1. There have been some ugly SEC games of late (MSU/Arkansas, MSU/UM, UK/VU, UT/VU) and this one has the makings of another. It might be close and it might be exciting, but it unlikely these two teams (a combined 1-15 in SEC play) will create a gridiron masterpiece as both put the wraps on seasons to forget. Tennessee hasn’t lost to Kentucky and Vanderbilt in the same season since 1954. The Vols have never lost eight games in a season. Both could happen tomorrow night. The Wildcats have lost 15 conference games in a row dating back to a 10-7 win over UT two years ago. This one could be about as fun to watch as that one as both teams’ depth issues have been exposed by injuries.
2. Tennessee’s rush defense ranks 13th in the SEC (213.5 yards allowed per game). Kentucky’s rush offense ranks #13 as well (148.73 yards per game). UK has three players who’ve gained between 454 and 464 yards rushing. Whitlow is one. Freshman Jojo Kemp is another. But senior Raymond Sanders won’t play as Mark Stoops suspended him this week, effectively ending the senior’s playing career. With Sanders and out and Whitlow questionable, a bad Kentucky run game could get even worse.
3. Freshman quarterback Josh Dobbs will again get the start for Tennessee. The Vols have scored just three offensive touchdowns with Dobbs starting, but he has had one TD pass dropped, a TD run called back by penalty, and another would be TD pass — wait for it — that a streaking receiver lost in the lights. Might Dobbs have more success against a UK defense that’s giving up a 170.78 passer rating to BCS foes. That’s 20 points worse than the SEC 12th-best pass defense (Texas A&M) and just ahead of the league’s worse (Arkansas). The one concern for the Volunteers when throwing (aside from drops and bright lights)? The Wildcats have recorded 22 sacks on the season.
Bonus: Think both fanbases would like to just skip ahead to signing day? Neither first-year coach has had much success on the field, but both Butch Jones and Stoops have been tearing it up on the recruiting trail.
Prediction: Tennessee 17, Kentucky 10
Texas A&M (8-3) at Missouri (10-1)
TV: 7:45pm ET on ESPN
Opening Line: MU -3
Current Line: MU -4.5
One To Watch: Missouri coach Gary Pinkel. The man who’s led Mizzou to the cusp of an East Division title will have a big decision to make Saturday night — How much head to put on Johnny Manziel? The Tigers’ pass defense is at the bottom of the SEC allowing 272.8 yards per game. In most cases, then, the goal would be to get after the opposing quarterback before he can attack the secondary. And Missouri does have a league-leading 35 sacks. But does Mizzou want to risk Johnny Football (the league’s 12th-best rusher with 665 yards) scrambling around for back-breaking big plays? The Tigers will need to be very careful when rushing Manziel. They cannot past him in the pocket, opening up escape routes and rush lanes for the jitterbugging all-star.

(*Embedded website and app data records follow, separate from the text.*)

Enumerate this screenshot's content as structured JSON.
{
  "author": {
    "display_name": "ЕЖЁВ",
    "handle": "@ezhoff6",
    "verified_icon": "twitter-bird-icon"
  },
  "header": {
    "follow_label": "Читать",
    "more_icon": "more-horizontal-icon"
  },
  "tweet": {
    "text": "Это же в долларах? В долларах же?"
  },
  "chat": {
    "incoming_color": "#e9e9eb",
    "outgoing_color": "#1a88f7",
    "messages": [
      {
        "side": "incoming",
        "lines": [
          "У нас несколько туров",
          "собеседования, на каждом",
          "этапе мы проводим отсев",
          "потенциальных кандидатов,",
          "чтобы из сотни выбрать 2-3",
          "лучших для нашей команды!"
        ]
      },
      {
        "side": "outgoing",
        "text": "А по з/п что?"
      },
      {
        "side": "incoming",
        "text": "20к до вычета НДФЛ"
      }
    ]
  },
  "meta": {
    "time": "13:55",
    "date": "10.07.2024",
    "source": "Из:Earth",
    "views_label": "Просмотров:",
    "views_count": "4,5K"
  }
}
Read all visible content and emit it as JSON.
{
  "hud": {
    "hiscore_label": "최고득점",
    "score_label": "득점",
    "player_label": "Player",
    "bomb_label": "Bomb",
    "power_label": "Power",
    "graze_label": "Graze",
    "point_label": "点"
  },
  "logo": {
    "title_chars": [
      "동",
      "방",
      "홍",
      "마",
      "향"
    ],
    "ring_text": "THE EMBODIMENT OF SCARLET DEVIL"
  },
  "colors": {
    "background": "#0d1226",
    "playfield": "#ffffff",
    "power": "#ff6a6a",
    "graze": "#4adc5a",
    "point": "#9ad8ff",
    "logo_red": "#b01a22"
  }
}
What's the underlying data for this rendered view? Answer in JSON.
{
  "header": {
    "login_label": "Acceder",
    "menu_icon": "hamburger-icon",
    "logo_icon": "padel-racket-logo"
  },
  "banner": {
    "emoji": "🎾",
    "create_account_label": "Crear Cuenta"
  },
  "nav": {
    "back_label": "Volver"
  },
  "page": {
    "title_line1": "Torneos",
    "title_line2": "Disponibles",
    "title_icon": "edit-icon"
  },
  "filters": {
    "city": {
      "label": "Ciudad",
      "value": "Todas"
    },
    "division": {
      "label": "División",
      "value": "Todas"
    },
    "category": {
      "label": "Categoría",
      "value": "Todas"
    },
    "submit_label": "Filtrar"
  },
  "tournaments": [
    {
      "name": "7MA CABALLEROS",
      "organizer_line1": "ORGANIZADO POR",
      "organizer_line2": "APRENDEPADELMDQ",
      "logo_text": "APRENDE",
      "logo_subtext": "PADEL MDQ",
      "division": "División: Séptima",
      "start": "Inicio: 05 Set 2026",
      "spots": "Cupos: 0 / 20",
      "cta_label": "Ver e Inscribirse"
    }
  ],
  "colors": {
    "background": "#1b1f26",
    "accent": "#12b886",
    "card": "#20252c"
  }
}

This And That:
1. Manziel Heisman chances are likely kaput after LSU stifled the Aggies’ offense last week. But A&M is still targeting a good bowl berth to end Kevin Sumlin’s second year in College Station. And with Manziel and receiver Mike Evans both possibly leaving early for the NFL, expect a few more highlight plays from the duo tomorrow night in Columbia.
2. A&M’s defense has been horrible all year and it’s hard to imagine MU’s balanced, up-tempo, spread attack not putting up yards and points galore. So again things come back to Manziel and Sumlin’s offense. Can they do damage to Missouri? Obviously they can, but the Tiger defense ranks second in the SEC behind Alabama in scoring defense (against all foes, SEC foes only, and BCS foes only). Dave Steckel’s crew will be tested by A&M’s broken play ability, but the Tigers are no joke on D, ranking just behind Bama in rushing defense, too.
3. Upsets typically require turnovers, but that’s not a stat that works in A&M’s favor. Missouri is plus-14 overall while the Aggies are even with 20 takeaways and 20 giveaways so far. In conference games, the difference between the two squads is even more pronounced: Tigers plus-10, Ags minus-seven.
Bonus: Pressure busts pipes. The pressure will be on Mizzou tomorrow night to fend off Texas A&M and lock up a trip to Atlanta in just its second year in the Southeastern Conference. How will James Franklin and crew hold up under that weight?
Prediction: Missouri 41, Texas A&M 34